**Exercise:** Below are the records; copy each line in which "screenshot" occurs.

**Record excerpts:**

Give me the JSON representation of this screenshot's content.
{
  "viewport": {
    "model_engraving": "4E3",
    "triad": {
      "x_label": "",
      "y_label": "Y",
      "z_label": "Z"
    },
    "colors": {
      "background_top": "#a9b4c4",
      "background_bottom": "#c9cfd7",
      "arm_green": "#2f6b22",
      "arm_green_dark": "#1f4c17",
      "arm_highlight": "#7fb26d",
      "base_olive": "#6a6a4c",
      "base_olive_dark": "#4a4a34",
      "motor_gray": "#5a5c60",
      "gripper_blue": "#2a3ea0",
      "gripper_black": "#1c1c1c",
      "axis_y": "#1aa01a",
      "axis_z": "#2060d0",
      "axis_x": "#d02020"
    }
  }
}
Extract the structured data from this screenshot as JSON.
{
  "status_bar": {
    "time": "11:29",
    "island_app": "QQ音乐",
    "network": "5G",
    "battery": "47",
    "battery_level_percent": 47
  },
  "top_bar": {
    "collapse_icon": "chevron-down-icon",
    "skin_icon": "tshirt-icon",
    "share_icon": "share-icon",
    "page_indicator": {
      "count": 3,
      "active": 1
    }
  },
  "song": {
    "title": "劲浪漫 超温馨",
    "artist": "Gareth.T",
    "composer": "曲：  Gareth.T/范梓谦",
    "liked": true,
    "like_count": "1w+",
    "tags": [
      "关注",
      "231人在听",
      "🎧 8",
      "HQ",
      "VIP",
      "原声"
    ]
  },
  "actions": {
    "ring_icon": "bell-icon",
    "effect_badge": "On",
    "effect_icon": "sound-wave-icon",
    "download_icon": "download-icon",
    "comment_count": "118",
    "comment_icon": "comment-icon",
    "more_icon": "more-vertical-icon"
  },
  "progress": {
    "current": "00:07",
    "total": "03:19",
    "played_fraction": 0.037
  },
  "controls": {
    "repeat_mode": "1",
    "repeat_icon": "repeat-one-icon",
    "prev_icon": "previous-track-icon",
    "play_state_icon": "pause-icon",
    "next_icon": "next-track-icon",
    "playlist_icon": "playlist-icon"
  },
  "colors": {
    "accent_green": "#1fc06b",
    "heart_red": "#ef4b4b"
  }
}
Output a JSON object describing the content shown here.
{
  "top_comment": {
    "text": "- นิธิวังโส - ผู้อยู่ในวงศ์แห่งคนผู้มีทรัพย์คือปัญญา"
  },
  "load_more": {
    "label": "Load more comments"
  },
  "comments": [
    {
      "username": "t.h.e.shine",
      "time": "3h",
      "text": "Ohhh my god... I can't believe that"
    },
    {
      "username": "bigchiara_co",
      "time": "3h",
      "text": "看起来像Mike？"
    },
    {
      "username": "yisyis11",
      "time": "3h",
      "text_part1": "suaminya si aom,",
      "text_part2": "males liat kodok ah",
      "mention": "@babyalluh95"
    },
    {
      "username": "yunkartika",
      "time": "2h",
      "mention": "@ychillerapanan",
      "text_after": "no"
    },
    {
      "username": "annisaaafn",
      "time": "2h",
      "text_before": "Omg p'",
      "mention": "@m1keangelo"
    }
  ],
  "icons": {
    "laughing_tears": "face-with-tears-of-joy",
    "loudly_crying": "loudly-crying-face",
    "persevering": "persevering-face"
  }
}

**Reply:**
Give me the JSON representation of this screenshot's content.
Extract the structured data from this screenshot as JSON.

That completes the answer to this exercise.